This book examines the complexities of reformed religion in early-modern England, through an examination of the experiences of Edwin Sandys, a prominent member of the Elizabethan Church hierarchy. Sandys was an ardent evangelical in the Edwardian era forced into exile under Mary I, but on his return to England he became a leader of the Elizabethan Church. He was Bishop of Worcester and London and finally Archbishop of York. His transformation from Edwardian radical to a defender of the Elizabethan status quo illustrated the changing role of the Protestant hierarchy. His fight against Catholicism dominated much of his actions, but his irascible personality also saw him embroiled in numerous conflicts and left him needing to defend his own status.
Introduction: The Reform of English Religion
1. Tales of Exile and Narratives of Reform
2. Settling Religion and Fox Hunting in the North, 1558-9
3. Establishing Reformed Religion in the Diocese of Worcester: An Enemy Is Bourne
4. Religion in London: "The End of All Things Is At Hand: Be Ye Therefore Sober"

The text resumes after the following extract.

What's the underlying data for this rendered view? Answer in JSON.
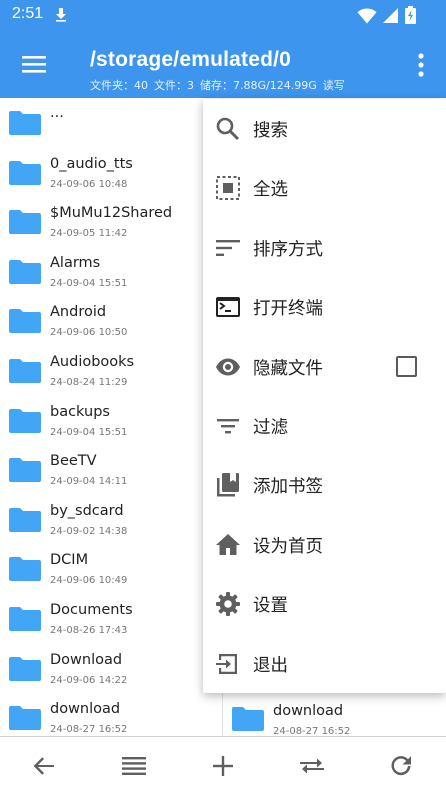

5. A Reformer in a Conservative County: "That Being Delivered Out of the Hands of Our Enemies We May Serve Him"
Conclusion: Death and Legacy